BRIEF ▸
What is needed is an exact repeat of the entries, with no pictures in it.

** SOURCE MATERIAL follows **

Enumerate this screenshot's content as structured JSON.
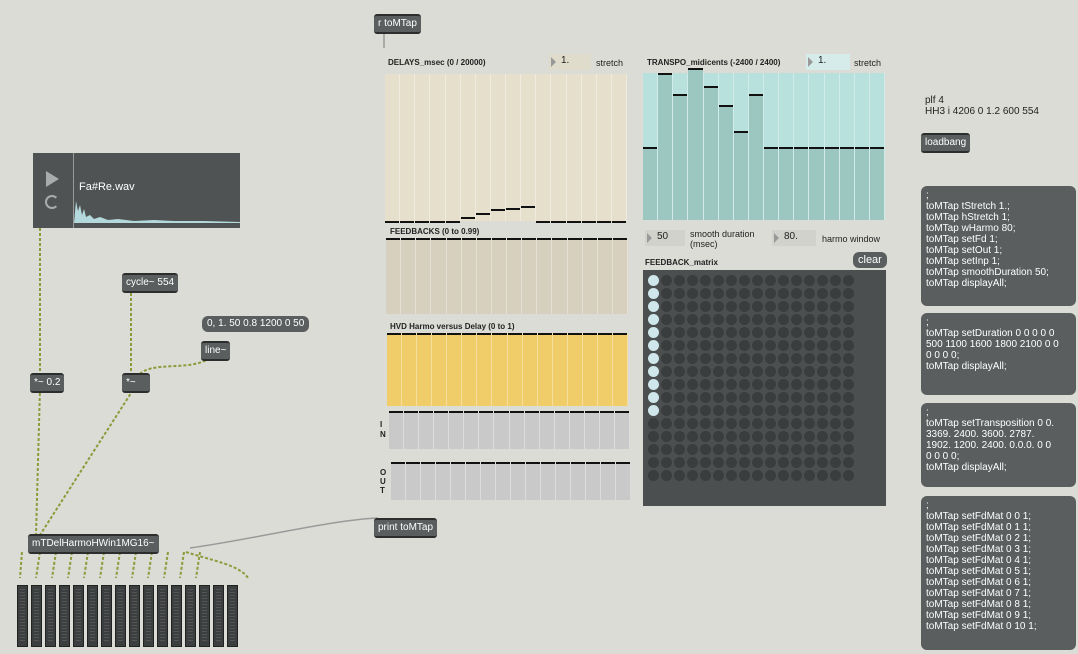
{
  "objects": {
    "r_tomtap": "r toMTap",
    "print_tomtap": "print toMTap",
    "loadbang": "loadbang",
    "cycle": "cycle~ 554",
    "line": "line~",
    "mul_02": "*~ 0.2",
    "mul": "*~",
    "mtdel": "mTDelHarmoHWin1MG16~"
  },
  "messages": {
    "line_msg": "0, 1. 50 0.8 1200 0 50",
    "init": ";\ntoMTap tStretch 1.;\ntoMTap hStretch 1;\ntoMTap wHarmo 80;\ntoMTap setFd 1;\ntoMTap setOut 1;\ntoMTap setInp 1;\ntoMTap smoothDuration 50;\ntoMTap displayAll;",
    "duration": ";\ntoMTap setDuration 0 0 0 0 0\n500 1100 1600 1800 2100 0 0\n0 0 0 0;\ntoMTap displayAll;",
    "transposition": ";\ntoMTap setTransposition 0 0.\n3369. 2400. 3600. 2787.\n1902. 1200. 2400. 0.0.0. 0 0\n0 0 0 0;\ntoMTap displayAll;",
    "fdmat": ";\ntoMTap setFdMat 0 0 1;\ntoMTap setFdMat 0 1 1;\ntoMTap setFdMat 0 2 1;\ntoMTap setFdMat 0 3 1;\ntoMTap setFdMat 0 4 1;\ntoMTap setFdMat 0 5 1;\ntoMTap setFdMat 0 6 1;\ntoMTap setFdMat 0 7 1;\ntoMTap setFdMat 0 8 1;\ntoMTap setFdMat 0 9 1;\ntoMTap setFdMat 0 10 1;",
    "clear": "clear"
  },
  "comments": {
    "plf": "plf 4\nHH3 i 4206 0 1.2 600 554",
    "delays": "DELAYS_msec (0 / 20000)",
    "stretch1": "stretch",
    "transpo": "TRANSPO_midicents (-2400 / 2400)",
    "stretch2": "stretch",
    "feedbacks": "FEEDBACKS (0 to 0.99)",
    "hvd": "HVD Harmo versus Delay (0 to 1)",
    "in_label": "I\nN",
    "out_label": "O\nU\nT",
    "smooth": "smooth duration\n(msec)",
    "harmo_window": "harmo window",
    "feedback_matrix": "FEEDBACK_matrix"
  },
  "numbers": {
    "delay_stretch": "1.",
    "transpo_stretch": "1.",
    "smooth_duration": "50",
    "harmo_window": "80."
  },
  "player": {
    "filename": "Fa#Re.wav"
  },
  "sliders": {
    "delays": [
      0,
      0,
      0,
      0,
      0,
      0.025,
      0.055,
      0.08,
      0.09,
      0.105,
      0,
      0,
      0,
      0,
      0,
      0
    ],
    "transpo": [
      0,
      0.7,
      0.5,
      0.75,
      0.58,
      0.4,
      0.15,
      0.5,
      0,
      0,
      0,
      0,
      0,
      0,
      0,
      0
    ],
    "feedbacks": [
      1,
      1,
      1,
      1,
      1,
      1,
      1,
      1,
      1,
      1,
      1,
      1,
      1,
      1,
      1,
      1
    ],
    "hvd": [
      1,
      1,
      1,
      1,
      1,
      1,
      1,
      1,
      1,
      1,
      1,
      1,
      1,
      1,
      1,
      1
    ],
    "inputs": [
      1,
      1,
      1,
      1,
      1,
      1,
      1,
      1,
      1,
      1,
      1,
      1,
      1,
      1,
      1,
      1
    ],
    "outputs": [
      1,
      1,
      1,
      1,
      1,
      1,
      1,
      1,
      1,
      1,
      1,
      1,
      1,
      1,
      1,
      1
    ]
  },
  "matrix_active_rows": 11,
  "colors": {
    "background": "#dcdcd6",
    "object": "#5a5e5f",
    "delays_panel": "#e6dfcc",
    "transpo_panel": "#b8e0dc",
    "hvd_panel": "#f1cd6a",
    "patch_cord": "#9a9a44"
  }
}
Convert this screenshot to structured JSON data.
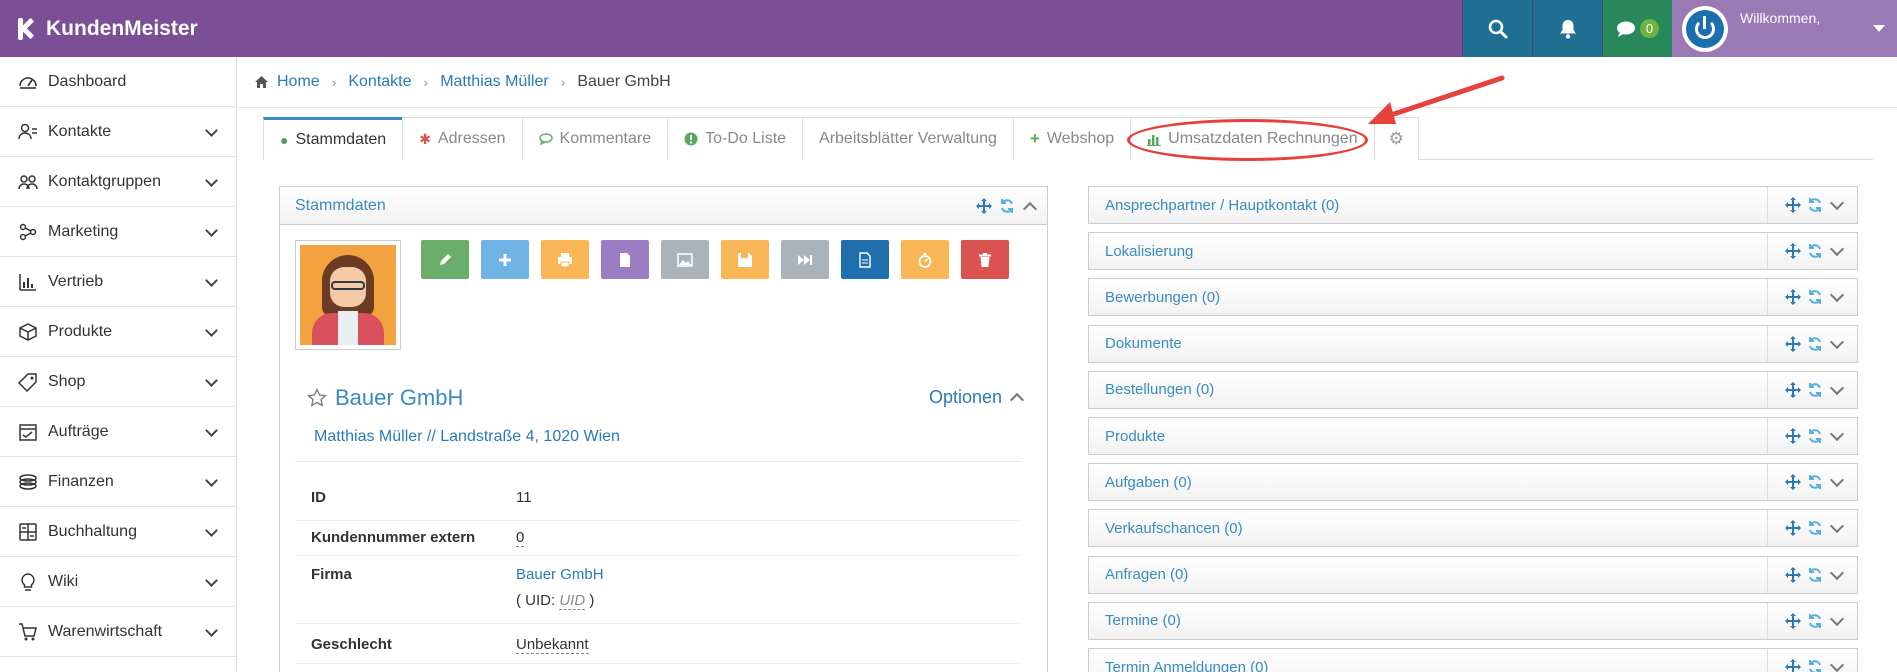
{
  "app": {
    "name": "KundenMeister"
  },
  "header": {
    "chat_count": "0",
    "welcome": "Willkommen,"
  },
  "sidebar": {
    "items": [
      {
        "label": "Dashboard",
        "icon": "dashboard-icon",
        "expandable": false
      },
      {
        "label": "Kontakte",
        "icon": "contacts-icon",
        "expandable": true
      },
      {
        "label": "Kontaktgruppen",
        "icon": "groups-icon",
        "expandable": true
      },
      {
        "label": "Marketing",
        "icon": "marketing-icon",
        "expandable": true
      },
      {
        "label": "Vertrieb",
        "icon": "sales-chart-icon",
        "expandable": true
      },
      {
        "label": "Produkte",
        "icon": "box-icon",
        "expandable": true
      },
      {
        "label": "Shop",
        "icon": "tag-icon",
        "expandable": true
      },
      {
        "label": "Aufträge",
        "icon": "orders-icon",
        "expandable": true
      },
      {
        "label": "Finanzen",
        "icon": "coins-icon",
        "expandable": true
      },
      {
        "label": "Buchhaltung",
        "icon": "calculator-icon",
        "expandable": true
      },
      {
        "label": "Wiki",
        "icon": "lightbulb-icon",
        "expandable": true
      },
      {
        "label": "Warenwirtschaft",
        "icon": "cart-icon",
        "expandable": true
      }
    ]
  },
  "breadcrumb": {
    "home": "Home",
    "contacts": "Kontakte",
    "person": "Matthias Müller",
    "current": "Bauer GmbH"
  },
  "tabs": [
    {
      "label": "Stammdaten",
      "icon": "user-icon",
      "active": true
    },
    {
      "label": "Adressen",
      "icon": "asterisk-icon",
      "active": false
    },
    {
      "label": "Kommentare",
      "icon": "comment-icon",
      "active": false
    },
    {
      "label": "To-Do Liste",
      "icon": "info-icon",
      "active": false
    },
    {
      "label": "Arbeitsblätter Verwaltung",
      "icon": "",
      "active": false
    },
    {
      "label": "Webshop",
      "icon": "plus-icon",
      "active": false
    },
    {
      "label": "Umsatzdaten Rechnungen",
      "icon": "bar-chart-icon",
      "active": false
    },
    {
      "label": "",
      "icon": "gear-icon",
      "active": false
    }
  ],
  "stammdaten": {
    "title": "Stammdaten",
    "company": "Bauer GmbH",
    "options_label": "Optionen",
    "address": "Matthias Müller // Landstraße 4, 1020 Wien",
    "fields": {
      "id": {
        "label": "ID",
        "value": "11"
      },
      "ext_no": {
        "label": "Kundennummer extern",
        "value": "0"
      },
      "firma": {
        "label": "Firma",
        "value": "Bauer GmbH",
        "uid_prefix": "( UID:",
        "uid_placeholder": "UID",
        "uid_suffix": ")"
      },
      "gender": {
        "label": "Geschlecht",
        "value": "Unbekannt"
      }
    },
    "actions": [
      {
        "name": "edit",
        "color": "#6aac6a"
      },
      {
        "name": "add",
        "color": "#6eb3e4"
      },
      {
        "name": "print",
        "color": "#f8b656"
      },
      {
        "name": "document",
        "color": "#9b7ec1"
      },
      {
        "name": "image",
        "color": "#a9b3bb"
      },
      {
        "name": "save",
        "color": "#f8b656"
      },
      {
        "name": "forward",
        "color": "#a9b3bb"
      },
      {
        "name": "file-text",
        "color": "#1f6ead"
      },
      {
        "name": "timer",
        "color": "#f8b656"
      },
      {
        "name": "delete",
        "color": "#d9534f"
      }
    ]
  },
  "panels": [
    "Ansprechpartner / Hauptkontakt (0)",
    "Lokalisierung",
    "Bewerbungen (0)",
    "Dokumente",
    "Bestellungen (0)",
    "Produkte",
    "Aufgaben (0)",
    "Verkaufschancen (0)",
    "Anfragen (0)",
    "Termine (0)",
    "Termin Anmeldungen (0)"
  ],
  "colors": {
    "header": "#7a4f95",
    "accent_link": "#2a7ab8",
    "annotation": "#e8403c"
  }
}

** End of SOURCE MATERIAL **

WRITTEN RESPONSE ▸
Enumerate this screenshot's content as structured JSON.
{
  "objects": {
    "r_tomtap": "r toMTap",
    "print_tomtap": "print toMTap",
    "loadbang": "loadbang",
    "cycle": "cycle~ 554",
    "line": "line~",
    "mul_02": "*~ 0.2",
    "mul": "*~",
    "mtdel": "mTDelHarmoHWin1MG16~"
  },
  "messages": {
    "line_msg": "0, 1. 50 0.8 1200 0 50",
    "init": ";\ntoMTap tStretch 1.;\ntoMTap hStretch 1;\ntoMTap wHarmo 80;\ntoMTap setFd 1;\ntoMTap setOut 1;\ntoMTap setInp 1;\ntoMTap smoothDuration 50;\ntoMTap displayAll;",
    "duration": ";\ntoMTap setDuration 0 0 0 0 0\n500 1100 1600 1800 2100 0 0\n0 0 0 0;\ntoMTap displayAll;",
    "transposition": ";\ntoMTap setTransposition 0 0.\n3369. 2400. 3600. 2787.\n1902. 1200. 2400. 0.0.0. 0 0\n0 0 0 0;\ntoMTap displayAll;",
    "fdmat": ";\ntoMTap setFdMat 0 0 1;\ntoMTap setFdMat 0 1 1;\ntoMTap setFdMat 0 2 1;\ntoMTap setFdMat 0 3 1;\ntoMTap setFdMat 0 4 1;\ntoMTap setFdMat 0 5 1;\ntoMTap setFdMat 0 6 1;\ntoMTap setFdMat 0 7 1;\ntoMTap setFdMat 0 8 1;\ntoMTap setFdMat 0 9 1;\ntoMTap setFdMat 0 10 1;",
    "clear": "clear"
  },
  "comments": {
    "plf": "plf 4\nHH3 i 4206 0 1.2 600 554",
    "delays": "DELAYS_msec (0 / 20000)",
    "stretch1": "stretch",
    "transpo": "TRANSPO_midicents (-2400 / 2400)",
    "stretch2": "stretch",
    "feedbacks": "FEEDBACKS (0 to 0.99)",
    "hvd": "HVD Harmo versus Delay (0 to 1)",
    "in_label": "I\nN",
    "out_label": "O\nU\nT",
    "smooth": "smooth duration\n(msec)",
    "harmo_window": "harmo window",
    "feedback_matrix": "FEEDBACK_matrix"
  },
  "numbers": {
    "delay_stretch": "1.",
    "transpo_stretch": "1.",
    "smooth_duration": "50",
    "harmo_window": "80."
  },
  "player": {
    "filename": "Fa#Re.wav"
  },
  "sliders": {
    "delays": [
      0,
      0,
      0,
      0,
      0,
      0.025,
      0.055,
      0.08,
      0.09,
      0.105,
      0,
      0,
      0,
      0,
      0,
      0
    ],
    "transpo": [
      0,
      0.7,
      0.5,
      0.75,
      0.58,
      0.4,
      0.15,
      0.5,
      0,
      0,
      0,
      0,
      0,
      0,
      0,
      0
    ],
    "feedbacks": [
      1,
      1,
      1,
      1,
      1,
      1,
      1,
      1,
      1,
      1,
      1,
      1,
      1,
      1,
      1,
      1
    ],
    "hvd": [
      1,
      1,
      1,
      1,
      1,
      1,
      1,
      1,
      1,
      1,
      1,
      1,
      1,
      1,
      1,
      1
    ],
    "inputs": [
      1,
      1,
      1,
      1,
      1,
      1,
      1,
      1,
      1,
      1,
      1,
      1,
      1,
      1,
      1,
      1
    ],
    "outputs": [
      1,
      1,
      1,
      1,
      1,
      1,
      1,
      1,
      1,
      1,
      1,
      1,
      1,
      1,
      1,
      1
    ]
  },
  "matrix_active_rows": 11,
  "colors": {
    "background": "#dcdcd6",
    "object": "#5a5e5f",
    "delays_panel": "#e6dfcc",
    "transpo_panel": "#b8e0dc",
    "hvd_panel": "#f1cd6a",
    "patch_cord": "#9a9a44"
  }
}
Convert this screenshot to structured JSON data.
{
  "app": {
    "name": "KundenMeister"
  },
  "header": {
    "chat_count": "0",
    "welcome": "Willkommen,"
  },
  "sidebar": {
    "items": [
      {
        "label": "Dashboard",
        "icon": "dashboard-icon",
        "expandable": false
      },
      {
        "label": "Kontakte",
        "icon": "contacts-icon",
        "expandable": true
      },
      {
        "label": "Kontaktgruppen",
        "icon": "groups-icon",
        "expandable": true
      },
      {
        "label": "Marketing",
        "icon": "marketing-icon",
        "expandable": true
      },
      {
        "label": "Vertrieb",
        "icon": "sales-chart-icon",
        "expandable": true
      },
      {
        "label": "Produkte",
        "icon": "box-icon",
        "expandable": true
      },
      {
        "label": "Shop",
        "icon": "tag-icon",
        "expandable": true
      },
      {
        "label": "Aufträge",
        "icon": "orders-icon",
        "expandable": true
      },
      {
        "label": "Finanzen",
        "icon": "coins-icon",
        "expandable": true
      },
      {
        "label": "Buchhaltung",
        "icon": "calculator-icon",
        "expandable": true
      },
      {
        "label": "Wiki",
        "icon": "lightbulb-icon",
        "expandable": true
      },
      {
        "label": "Warenwirtschaft",
        "icon": "cart-icon",
        "expandable": true
      }
    ]
  },
  "breadcrumb": {
    "home": "Home",
    "contacts": "Kontakte",
    "person": "Matthias Müller",
    "current": "Bauer GmbH"
  },
  "tabs": [
    {
      "label": "Stammdaten",
      "icon": "user-icon",
      "active": true
    },
    {
      "label": "Adressen",
      "icon": "asterisk-icon",
      "active": false
    },
    {
      "label": "Kommentare",
      "icon": "comment-icon",
      "active": false
    },
    {
      "label": "To-Do Liste",
      "icon": "info-icon",
      "active": false
    },
    {
      "label": "Arbeitsblätter Verwaltung",
      "icon": "",
      "active": false
    },
    {
      "label": "Webshop",
      "icon": "plus-icon",
      "active": false
    },
    {
      "label": "Umsatzdaten Rechnungen",
      "icon": "bar-chart-icon",
      "active": false
    },
    {
      "label": "",
      "icon": "gear-icon",
      "active": false
    }
  ],
  "stammdaten": {
    "title": "Stammdaten",
    "company": "Bauer GmbH",
    "options_label": "Optionen",
    "address": "Matthias Müller // Landstraße 4, 1020 Wien",
    "fields": {
      "id": {
        "label": "ID",
        "value": "11"
      },
      "ext_no": {
        "label": "Kundennummer extern",
        "value": "0"
      },
      "firma": {
        "label": "Firma",
        "value": "Bauer GmbH",
        "uid_prefix": "( UID:",
        "uid_placeholder": "UID",
        "uid_suffix": ")"
      },
      "gender": {
        "label": "Geschlecht",
        "value": "Unbekannt"
      }
    },
    "actions": [
      {
        "name": "edit",
        "color": "#6aac6a"
      },
      {
        "name": "add",
        "color": "#6eb3e4"
      },
      {
        "name": "print",
        "color": "#f8b656"
      },
      {
        "name": "document",
        "color": "#9b7ec1"
      },
      {
        "name": "image",
        "color": "#a9b3bb"
      },
      {
        "name": "save",
        "color": "#f8b656"
      },
      {
        "name": "forward",
        "color": "#a9b3bb"
      },
      {
        "name": "file-text",
        "color": "#1f6ead"
      },
      {
        "name": "timer",
        "color": "#f8b656"
      },
      {
        "name": "delete",
        "color": "#d9534f"
      }
    ]
  },
  "panels": [
    "Ansprechpartner / Hauptkontakt (0)",
    "Lokalisierung",
    "Bewerbungen (0)",
    "Dokumente",
    "Bestellungen (0)",
    "Produkte",
    "Aufgaben (0)",
    "Verkaufschancen (0)",
    "Anfragen (0)",
    "Termine (0)",
    "Termin Anmeldungen (0)"
  ],
  "colors": {
    "header": "#7a4f95",
    "accent_link": "#2a7ab8",
    "annotation": "#e8403c"
  }
}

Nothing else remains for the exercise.